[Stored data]
*****
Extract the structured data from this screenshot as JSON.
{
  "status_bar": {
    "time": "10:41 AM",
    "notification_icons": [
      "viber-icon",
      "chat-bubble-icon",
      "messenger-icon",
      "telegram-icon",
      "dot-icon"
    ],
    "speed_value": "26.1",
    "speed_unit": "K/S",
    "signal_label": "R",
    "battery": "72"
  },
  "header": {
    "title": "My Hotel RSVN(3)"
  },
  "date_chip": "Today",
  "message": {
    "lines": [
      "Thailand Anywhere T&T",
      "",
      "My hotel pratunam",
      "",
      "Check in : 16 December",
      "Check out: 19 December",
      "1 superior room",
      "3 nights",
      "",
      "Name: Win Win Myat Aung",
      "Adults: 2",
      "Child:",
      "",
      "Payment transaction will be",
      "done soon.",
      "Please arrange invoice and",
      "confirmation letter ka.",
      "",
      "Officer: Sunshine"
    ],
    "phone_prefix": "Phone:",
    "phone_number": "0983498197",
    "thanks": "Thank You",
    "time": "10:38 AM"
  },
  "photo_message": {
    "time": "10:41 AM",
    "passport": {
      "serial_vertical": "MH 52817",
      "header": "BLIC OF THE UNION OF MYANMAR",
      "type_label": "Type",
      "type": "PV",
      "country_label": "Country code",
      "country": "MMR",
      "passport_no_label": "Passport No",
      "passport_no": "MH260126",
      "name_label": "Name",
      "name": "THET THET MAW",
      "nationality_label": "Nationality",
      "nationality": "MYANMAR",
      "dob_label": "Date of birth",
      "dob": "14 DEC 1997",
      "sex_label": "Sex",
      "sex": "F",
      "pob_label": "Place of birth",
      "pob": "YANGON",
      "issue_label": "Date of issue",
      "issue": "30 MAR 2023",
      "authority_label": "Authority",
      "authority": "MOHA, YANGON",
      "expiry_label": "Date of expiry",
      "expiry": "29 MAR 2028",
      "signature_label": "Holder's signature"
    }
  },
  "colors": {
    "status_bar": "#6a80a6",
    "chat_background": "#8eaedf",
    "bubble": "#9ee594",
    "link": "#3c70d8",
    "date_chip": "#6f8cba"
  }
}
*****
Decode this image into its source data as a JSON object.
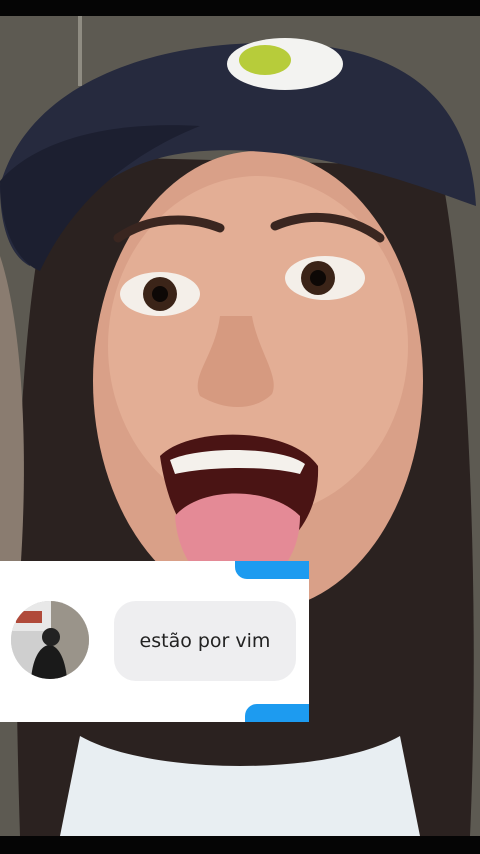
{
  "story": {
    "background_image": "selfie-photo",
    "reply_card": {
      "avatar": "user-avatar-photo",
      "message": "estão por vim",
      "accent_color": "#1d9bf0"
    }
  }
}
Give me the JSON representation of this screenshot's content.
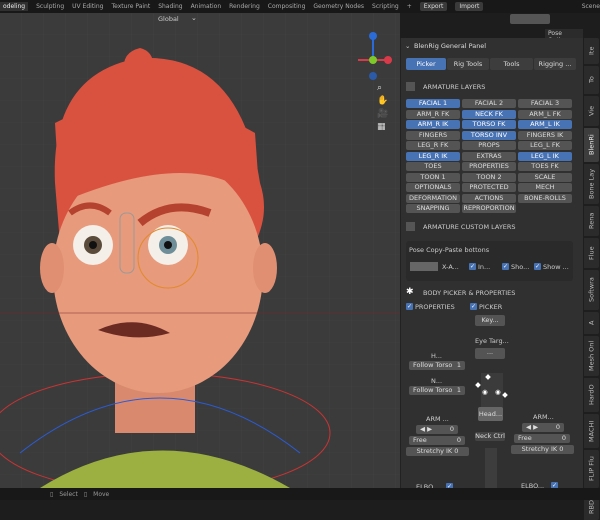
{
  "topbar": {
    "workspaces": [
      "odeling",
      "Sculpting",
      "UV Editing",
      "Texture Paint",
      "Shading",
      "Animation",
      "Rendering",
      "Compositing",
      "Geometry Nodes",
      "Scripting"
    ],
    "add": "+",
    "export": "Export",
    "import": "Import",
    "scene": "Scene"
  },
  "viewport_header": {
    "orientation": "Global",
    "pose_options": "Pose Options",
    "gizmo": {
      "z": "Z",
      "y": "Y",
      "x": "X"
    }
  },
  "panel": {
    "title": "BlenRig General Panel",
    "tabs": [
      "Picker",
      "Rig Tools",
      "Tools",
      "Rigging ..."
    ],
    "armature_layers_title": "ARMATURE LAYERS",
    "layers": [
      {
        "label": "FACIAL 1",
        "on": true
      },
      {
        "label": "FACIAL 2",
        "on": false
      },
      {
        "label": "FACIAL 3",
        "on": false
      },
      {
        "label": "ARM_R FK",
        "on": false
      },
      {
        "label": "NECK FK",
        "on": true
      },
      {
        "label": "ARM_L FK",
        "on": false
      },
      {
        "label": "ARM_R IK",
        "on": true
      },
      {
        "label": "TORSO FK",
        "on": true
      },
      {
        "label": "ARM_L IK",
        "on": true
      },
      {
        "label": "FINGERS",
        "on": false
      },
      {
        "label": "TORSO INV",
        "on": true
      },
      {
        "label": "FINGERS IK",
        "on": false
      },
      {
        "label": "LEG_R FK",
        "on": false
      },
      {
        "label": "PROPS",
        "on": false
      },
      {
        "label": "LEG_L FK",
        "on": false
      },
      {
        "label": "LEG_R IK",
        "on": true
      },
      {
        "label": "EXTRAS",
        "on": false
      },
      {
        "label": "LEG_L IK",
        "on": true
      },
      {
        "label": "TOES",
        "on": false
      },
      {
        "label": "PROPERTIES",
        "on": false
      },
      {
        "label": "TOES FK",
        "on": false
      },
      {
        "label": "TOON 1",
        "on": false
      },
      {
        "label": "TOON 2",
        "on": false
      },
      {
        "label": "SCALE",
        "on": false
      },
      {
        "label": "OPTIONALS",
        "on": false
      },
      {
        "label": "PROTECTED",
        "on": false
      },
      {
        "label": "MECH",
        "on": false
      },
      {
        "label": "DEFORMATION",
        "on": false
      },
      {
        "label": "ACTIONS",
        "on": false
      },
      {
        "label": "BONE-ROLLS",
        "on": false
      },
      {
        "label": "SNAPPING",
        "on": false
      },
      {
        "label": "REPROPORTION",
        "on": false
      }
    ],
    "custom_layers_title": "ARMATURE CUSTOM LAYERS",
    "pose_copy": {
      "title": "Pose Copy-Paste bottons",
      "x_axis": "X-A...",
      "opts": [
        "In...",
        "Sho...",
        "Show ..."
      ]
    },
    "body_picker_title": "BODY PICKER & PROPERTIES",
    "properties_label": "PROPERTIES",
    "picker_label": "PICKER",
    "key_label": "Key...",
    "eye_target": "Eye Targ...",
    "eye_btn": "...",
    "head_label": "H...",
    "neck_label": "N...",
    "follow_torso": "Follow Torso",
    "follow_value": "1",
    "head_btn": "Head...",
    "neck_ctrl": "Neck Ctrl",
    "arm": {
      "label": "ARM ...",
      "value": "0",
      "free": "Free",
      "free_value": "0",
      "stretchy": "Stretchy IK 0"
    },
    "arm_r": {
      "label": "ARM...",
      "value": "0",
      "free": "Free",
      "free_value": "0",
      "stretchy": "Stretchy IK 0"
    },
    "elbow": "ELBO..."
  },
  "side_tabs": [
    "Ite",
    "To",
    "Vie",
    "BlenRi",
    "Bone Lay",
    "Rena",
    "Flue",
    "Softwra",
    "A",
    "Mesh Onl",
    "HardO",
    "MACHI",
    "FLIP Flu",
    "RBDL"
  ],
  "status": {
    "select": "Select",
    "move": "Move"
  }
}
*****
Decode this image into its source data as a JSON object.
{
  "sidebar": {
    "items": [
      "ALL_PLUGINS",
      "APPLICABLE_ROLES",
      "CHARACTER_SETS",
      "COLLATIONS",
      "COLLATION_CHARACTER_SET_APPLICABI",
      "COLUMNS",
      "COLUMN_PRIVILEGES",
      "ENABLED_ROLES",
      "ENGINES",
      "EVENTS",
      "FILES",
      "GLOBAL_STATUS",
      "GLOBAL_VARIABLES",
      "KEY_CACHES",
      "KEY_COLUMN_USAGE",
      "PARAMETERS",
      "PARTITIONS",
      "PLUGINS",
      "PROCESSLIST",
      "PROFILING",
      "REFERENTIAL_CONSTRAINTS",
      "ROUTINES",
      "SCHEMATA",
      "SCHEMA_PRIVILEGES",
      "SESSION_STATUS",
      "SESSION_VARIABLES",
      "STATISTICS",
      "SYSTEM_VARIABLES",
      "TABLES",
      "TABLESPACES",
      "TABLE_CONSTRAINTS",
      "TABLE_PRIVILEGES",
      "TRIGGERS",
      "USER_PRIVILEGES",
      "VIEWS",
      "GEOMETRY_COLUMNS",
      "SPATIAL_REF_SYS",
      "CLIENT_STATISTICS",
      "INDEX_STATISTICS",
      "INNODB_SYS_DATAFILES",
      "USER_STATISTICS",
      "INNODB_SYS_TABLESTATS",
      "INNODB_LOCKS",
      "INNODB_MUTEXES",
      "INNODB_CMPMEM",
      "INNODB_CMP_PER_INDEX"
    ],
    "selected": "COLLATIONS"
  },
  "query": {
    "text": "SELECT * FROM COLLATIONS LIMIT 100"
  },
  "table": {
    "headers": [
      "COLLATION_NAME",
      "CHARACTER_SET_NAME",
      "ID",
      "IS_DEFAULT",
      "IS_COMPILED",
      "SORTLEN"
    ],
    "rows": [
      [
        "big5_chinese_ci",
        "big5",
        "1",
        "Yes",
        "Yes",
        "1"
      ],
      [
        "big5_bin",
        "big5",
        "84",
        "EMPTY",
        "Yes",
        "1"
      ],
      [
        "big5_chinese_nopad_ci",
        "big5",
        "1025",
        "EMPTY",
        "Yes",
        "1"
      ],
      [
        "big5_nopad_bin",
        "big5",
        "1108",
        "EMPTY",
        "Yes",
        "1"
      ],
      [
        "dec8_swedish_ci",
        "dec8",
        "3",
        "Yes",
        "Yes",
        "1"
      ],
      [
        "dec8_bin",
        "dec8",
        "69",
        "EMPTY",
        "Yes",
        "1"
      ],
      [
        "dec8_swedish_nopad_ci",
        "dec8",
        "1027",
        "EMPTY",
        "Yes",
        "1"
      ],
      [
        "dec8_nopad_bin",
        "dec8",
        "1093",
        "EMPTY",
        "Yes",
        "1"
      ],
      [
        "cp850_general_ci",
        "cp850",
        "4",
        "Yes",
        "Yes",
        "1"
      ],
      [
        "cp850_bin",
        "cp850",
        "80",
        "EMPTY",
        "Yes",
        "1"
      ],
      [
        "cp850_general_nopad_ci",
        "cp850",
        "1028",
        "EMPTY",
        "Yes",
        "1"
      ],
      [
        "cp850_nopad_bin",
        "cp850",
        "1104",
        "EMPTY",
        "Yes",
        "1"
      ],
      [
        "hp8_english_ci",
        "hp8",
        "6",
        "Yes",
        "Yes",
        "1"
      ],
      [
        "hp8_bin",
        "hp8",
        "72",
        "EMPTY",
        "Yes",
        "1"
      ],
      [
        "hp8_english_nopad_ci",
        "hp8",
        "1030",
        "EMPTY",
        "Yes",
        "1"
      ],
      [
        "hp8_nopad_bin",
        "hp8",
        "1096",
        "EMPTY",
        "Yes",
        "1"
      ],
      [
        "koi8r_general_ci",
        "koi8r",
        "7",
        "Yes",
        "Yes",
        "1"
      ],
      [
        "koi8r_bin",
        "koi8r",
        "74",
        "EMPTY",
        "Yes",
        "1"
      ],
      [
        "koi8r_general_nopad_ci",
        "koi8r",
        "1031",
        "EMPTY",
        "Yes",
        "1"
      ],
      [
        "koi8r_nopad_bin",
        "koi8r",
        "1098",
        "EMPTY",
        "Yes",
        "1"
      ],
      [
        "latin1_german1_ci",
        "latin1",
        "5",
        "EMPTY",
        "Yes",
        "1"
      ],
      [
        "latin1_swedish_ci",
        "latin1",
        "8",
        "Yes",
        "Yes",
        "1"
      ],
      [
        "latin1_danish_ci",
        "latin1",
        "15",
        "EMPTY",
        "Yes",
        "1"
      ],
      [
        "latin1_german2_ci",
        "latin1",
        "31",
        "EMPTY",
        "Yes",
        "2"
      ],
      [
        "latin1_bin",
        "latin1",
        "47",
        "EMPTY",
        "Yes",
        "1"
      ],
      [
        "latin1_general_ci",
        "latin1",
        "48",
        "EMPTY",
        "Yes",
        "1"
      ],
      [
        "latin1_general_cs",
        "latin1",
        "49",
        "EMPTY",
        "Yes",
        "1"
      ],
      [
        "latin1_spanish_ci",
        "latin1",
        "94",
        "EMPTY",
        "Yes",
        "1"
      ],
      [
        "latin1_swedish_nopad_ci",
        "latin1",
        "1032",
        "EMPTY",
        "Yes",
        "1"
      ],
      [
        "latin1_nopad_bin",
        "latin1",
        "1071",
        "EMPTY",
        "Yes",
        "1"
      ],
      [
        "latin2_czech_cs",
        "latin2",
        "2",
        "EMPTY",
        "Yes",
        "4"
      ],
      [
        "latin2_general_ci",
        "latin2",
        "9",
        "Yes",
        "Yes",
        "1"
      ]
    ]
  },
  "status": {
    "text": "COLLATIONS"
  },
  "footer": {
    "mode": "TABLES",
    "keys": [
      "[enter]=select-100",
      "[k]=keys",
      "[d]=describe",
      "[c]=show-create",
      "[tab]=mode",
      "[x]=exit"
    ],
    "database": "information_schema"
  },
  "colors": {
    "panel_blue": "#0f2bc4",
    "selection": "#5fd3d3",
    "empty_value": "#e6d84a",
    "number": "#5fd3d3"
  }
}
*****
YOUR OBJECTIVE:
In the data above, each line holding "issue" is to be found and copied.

COMPLETED EXERCISE:
      "issue_label": "Date of issue",
      "issue": "30 MAR 2023",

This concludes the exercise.